The Canes trailed the Capitals 2-1 after 20 minutes of exhibition play. Brind'Amour walked into the coaches' room and sighed.
"Well, that wasn't very good, boys," he said.
"To start, we were OK," assistant coach Dean Chynoweth said. "We had some energy, and we were good."
"We just made the game harder than it needed to be for us," Huffine offered.
It was part sloppy and part rusty, but that was somewhat to be expected given the circumstance: a game with a meaningless result following four unexpected months off.
"I didn't think we were going to get that call," Muzzatti laughed.
After reviewing a handful of clips and chatting with his coaching staff, Brind'Amour walked into the Canes' dressing room to address the period with his team.
"Things will start to click, but we have to keep it simple first," he said.
A pit stop back in the coaches' room before the start of the second period offered Brind'Amour a chance to grab a fresh piece of blue peppermint Extra gum.
Daniels radioed in from the bench: "Check that one," he said, referring to a Capitals' zone entry in the second period.
Linton wound the feed back and paused it. Another angle. "That would be almost impossible [to overturn]," he said. And no matter - a review wasn't necessary, but the Canes' coaches want to know if they should even consider challenging before knowing if they will even have to make that decision.
Another bench transmission from Daniels, this time asking Linton to show a replay of a hooking penalty on Teuvo Teravainen.
After two periods, the Canes were facing a two-goal deficit.
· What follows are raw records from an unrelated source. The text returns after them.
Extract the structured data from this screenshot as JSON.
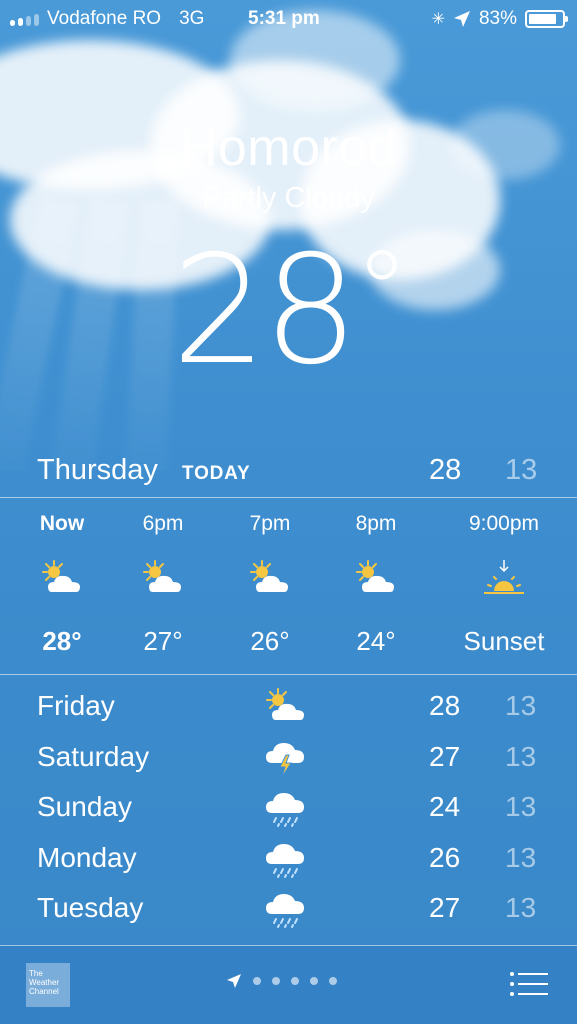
{
  "status_bar": {
    "carrier": "Vodafone RO",
    "network": "3G",
    "time": "5:31 pm",
    "battery": "83%",
    "battery_level": 0.83
  },
  "location": {
    "city": "Homorod",
    "condition": "Partly Cloudy",
    "temperature": "28"
  },
  "today": {
    "day": "Thursday",
    "tag": "TODAY",
    "high": "28",
    "low": "13"
  },
  "hourly": [
    {
      "label": "Now",
      "icon": "partly-cloudy-sun-icon",
      "value": "28°"
    },
    {
      "label": "6pm",
      "icon": "partly-cloudy-sun-icon",
      "value": "27°"
    },
    {
      "label": "7pm",
      "icon": "partly-cloudy-sun-icon",
      "value": "26°"
    },
    {
      "label": "8pm",
      "icon": "partly-cloudy-sun-icon",
      "value": "24°"
    },
    {
      "label": "9:00pm",
      "icon": "sunset-icon",
      "value": "Sunset"
    }
  ],
  "daily": [
    {
      "day": "Friday",
      "icon": "partly-cloudy-sun-icon",
      "high": "28",
      "low": "13"
    },
    {
      "day": "Saturday",
      "icon": "thunderstorm-icon",
      "high": "27",
      "low": "13"
    },
    {
      "day": "Sunday",
      "icon": "rain-icon",
      "high": "24",
      "low": "13"
    },
    {
      "day": "Monday",
      "icon": "rain-icon",
      "high": "26",
      "low": "13"
    },
    {
      "day": "Tuesday",
      "icon": "rain-icon",
      "high": "27",
      "low": "13"
    }
  ],
  "bottom_bar": {
    "logo_text": "The Weather Channel",
    "page_dots": 5
  },
  "colors": {
    "sky_blue": "#3f8fd0",
    "sun_yellow": "#f5c642"
  }
}
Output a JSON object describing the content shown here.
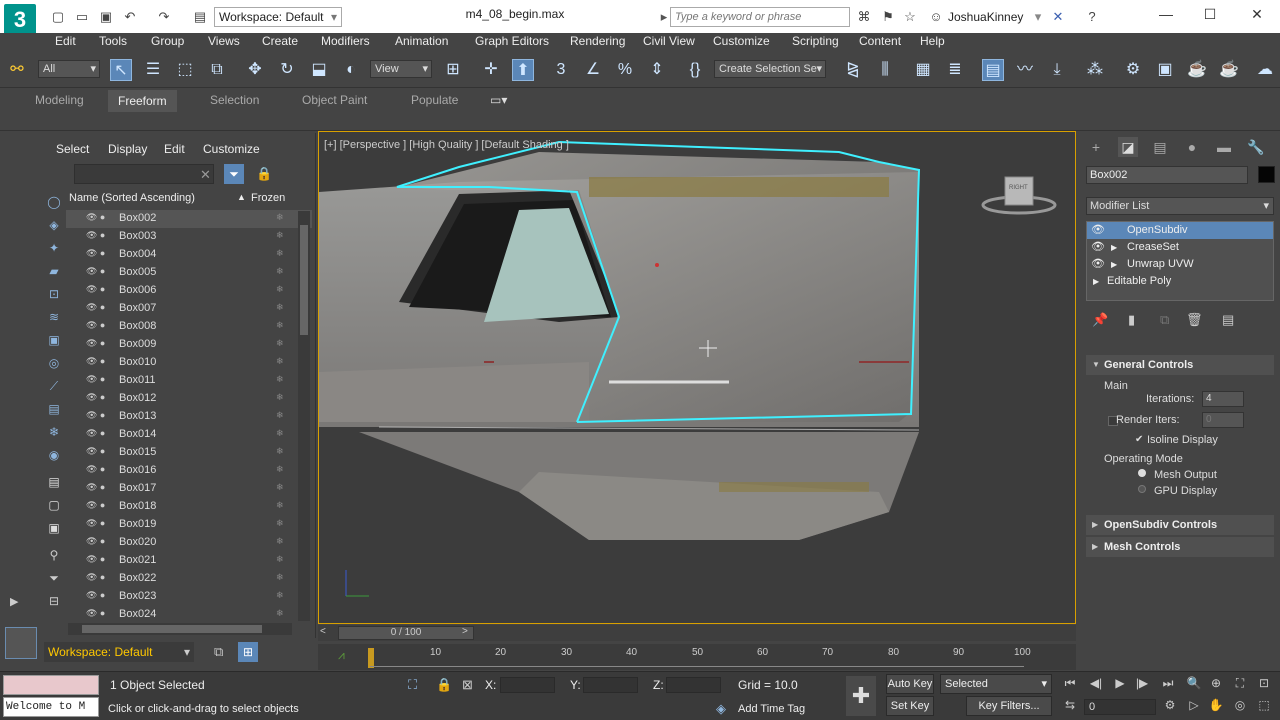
{
  "titlebar": {
    "logo": "3",
    "workspace": "Workspace: Default",
    "document": "m4_08_begin.max",
    "search_placeholder": "Type a keyword or phrase",
    "user": "JoshuaKinney"
  },
  "menus": [
    "Edit",
    "Tools",
    "Group",
    "Views",
    "Create",
    "Modifiers",
    "Animation",
    "Graph Editors",
    "Rendering",
    "Civil View",
    "Customize",
    "Scripting",
    "Content",
    "Help"
  ],
  "toolbar": {
    "filter": "All",
    "ref_coord": "View",
    "selection_set": "Create Selection Se"
  },
  "ribbon_tabs": [
    "Modeling",
    "Freeform",
    "Selection",
    "Object Paint",
    "Populate"
  ],
  "ribbon_active": "Freeform",
  "explorer": {
    "menus": [
      "Select",
      "Display",
      "Edit",
      "Customize"
    ],
    "col_name": "Name (Sorted Ascending)",
    "col_frozen": "Frozen",
    "rows": [
      "Box002",
      "Box003",
      "Box004",
      "Box005",
      "Box006",
      "Box007",
      "Box008",
      "Box009",
      "Box010",
      "Box011",
      "Box012",
      "Box013",
      "Box014",
      "Box015",
      "Box016",
      "Box017",
      "Box018",
      "Box019",
      "Box020",
      "Box021",
      "Box022",
      "Box023",
      "Box024"
    ],
    "workspace": "Workspace: Default"
  },
  "viewport": {
    "label": "[+] [Perspective ] [High Quality ] [Default Shading ]",
    "viewcube": "RIGHT"
  },
  "command_panel": {
    "object_name": "Box002",
    "modifier_list": "Modifier List",
    "stack": [
      "OpenSubdiv",
      "CreaseSet",
      "Unwrap UVW",
      "Editable Poly"
    ],
    "general_controls": "General Controls",
    "main_label": "Main",
    "iterations_label": "Iterations:",
    "iterations_value": "4",
    "render_iters_label": "Render Iters:",
    "render_iters_value": "0",
    "isoline_label": "Isoline Display",
    "operating_mode": "Operating Mode",
    "mesh_output": "Mesh Output",
    "gpu_display": "GPU Display",
    "opensubdiv_controls": "OpenSubdiv Controls",
    "mesh_controls": "Mesh Controls"
  },
  "timeline": {
    "slider_label": "0 / 100",
    "ticks": [
      "10",
      "20",
      "30",
      "40",
      "50",
      "60",
      "70",
      "80",
      "90",
      "100"
    ]
  },
  "status": {
    "maxscript": "Welcome to M",
    "selected": "1 Object Selected",
    "prompt": "Click or click-and-drag to select objects",
    "x_label": "X:",
    "y_label": "Y:",
    "z_label": "Z:",
    "grid": "Grid = 10.0",
    "add_time_tag": "Add Time Tag",
    "auto_key": "Auto Key",
    "set_key": "Set Key",
    "key_mode": "Selected",
    "key_filters": "Key Filters...",
    "frame": "0"
  }
}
"We're not getting any offense because we're trying to be cute," Brind'Amour said in the coaches' room, something he'd later reiterate to the media in his postgame virtual press conference. "We've got to get to the net. We're all on the outside. This is not our game, that's for sure."
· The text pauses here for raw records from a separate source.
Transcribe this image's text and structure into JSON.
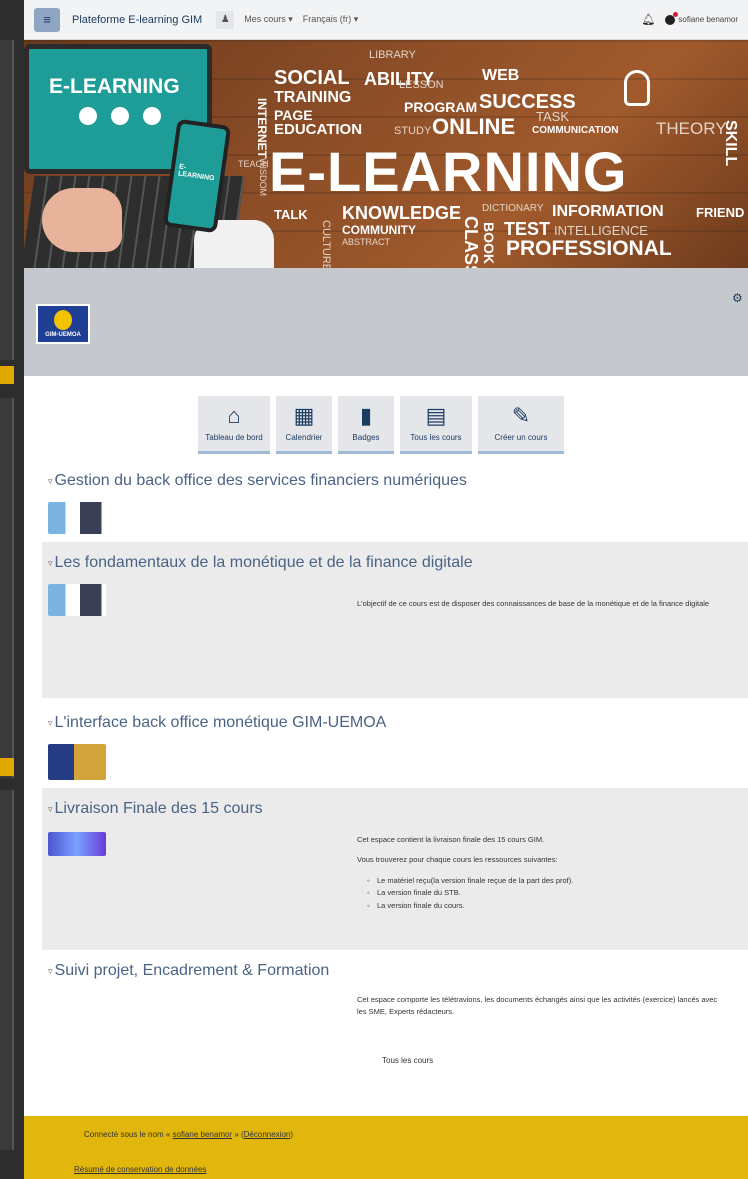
{
  "navbar": {
    "brand": "Plateforme E-learning GIM",
    "my_courses": "Mes cours ▾",
    "language": "Français (fr) ▾",
    "user_name": "sofiane benamor"
  },
  "banner": {
    "laptop_title": "E-LEARNING",
    "phone_text": "E-LEARNING",
    "words": [
      "SOCIAL",
      "TRAINING",
      "PAGE",
      "EDUCATION",
      "ABILITY",
      "LIBRARY",
      "LESSON",
      "WEB",
      "PROGRAM",
      "SUCCESS",
      "TASK",
      "STUDY",
      "ONLINE",
      "COMMUNICATION",
      "THEORY",
      "E-LEARNING",
      "SKILL",
      "TALK",
      "KNOWLEDGE",
      "DICTIONARY",
      "INFORMATION",
      "FRIEND",
      "COMMUNITY",
      "TEST",
      "INTELLIGENCE",
      "ABSTRACT",
      "PROFESSIONAL",
      "INTERNET",
      "WISDOM",
      "TEACH",
      "BOOK",
      "CULTURE",
      "CLASS"
    ]
  },
  "header": {
    "logo_text": "GIM-UEMOA"
  },
  "quicklinks": [
    {
      "label": "Tableau de bord",
      "icon": "home-icon"
    },
    {
      "label": "Calendrier",
      "icon": "calendar-icon"
    },
    {
      "label": "Badges",
      "icon": "bookmark-icon"
    },
    {
      "label": "Tous les cours",
      "icon": "book-icon"
    },
    {
      "label": "Créer un cours",
      "icon": "edit-icon"
    }
  ],
  "courses": [
    {
      "title": "Gestion du back office des services financiers numériques"
    },
    {
      "title": "Les fondamentaux de la monétique et de la finance digitale",
      "summary": "L'objectif de ce cours est de disposer des connaissances de base de la monétique et de la finance digitale"
    },
    {
      "title": "L'interface back office monétique GIM-UEMOA"
    },
    {
      "title": "Livraison Finale des 15 cours",
      "summary_p1": "Cet espace contient la livraison finale des 15 cours GIM.",
      "summary_p2": "Vous trouverez pour chaque cours les ressources suivantes:",
      "items": [
        "Le matériel reçu(la version finale reçue de la part des prof).",
        "La version finale du STB.",
        "La version finale du cours."
      ]
    },
    {
      "title": "Suivi projet, Encadrement & Formation",
      "summary": "Cet espace comporte les télétravions, les documents échangés ainsi que les activités (exercice) lancés avec les SME, Experts rédacteurs."
    }
  ],
  "all_courses_link": "Tous les cours",
  "footer": {
    "logged_in_prefix": "Connecté sous le nom « ",
    "user_link": "sofiane benamor",
    "logout_prefix": " » (",
    "logout_link": "Déconnexion",
    "logout_suffix": ")",
    "data_retention": "Résumé de conservation de données"
  },
  "colors": {
    "accent": "#1d3c61",
    "footer": "#e1b60d",
    "header_card": "#c5c8cc"
  }
}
Video: "I expected it to be rusty."
Back to the Canes' dressing room for another intermission chat.
"We've got to figure out how we've got to play. We'll get to it," Brind'Amour told his team. "Get it to the net. We've got to establish that. That's what we do."
Sure enough, the Canes seemed to rediscover their identity in the third period. Teravainen's 5-on-3 goal made it a 3-2 game, and while that's where the final score landed, the last 20 minutes were better than the first 40, something to perhaps springboard the team into the real thing.
"We've got to be better than that," Brind'Amour said in the coaches' office after the game. "We're going to have some good clips for tomorrow."
The game clips Huffine was constantly clipping and tagging during the game will be utilized as valuable teaching tools during Thursday's team meeting at the Fairmont Royal York hotel.
With a game roster to pare down in the coming days, the coaching staff went back and forth with brief thoughts on which players stood out to them and who maybe didn't have the best game.
"We've got a lot of decisions to make," Brind'Amour said.
He then made his way into the Canes' locker room for one final talk with his team, something he does after every game, losses included. By the illuminated Raptors' logo on a brick wall that divides the entryway from the room, Brind'Amour paused to gather his parting thoughts.
The Canes grasped how to improve their game in third period, he told his team, and that was an encouraging sign. What happened in the first two periods might have been a little sloppy and a little rusty, but it was nothing a little video review couldn't fix.
"Then, we know where we're going," he said. "Everything we've put into - it's been a long time. It's been a long time. Preseason, 68 games, four months of doing nothing - it's all now kicking in. We go starting tomorrow."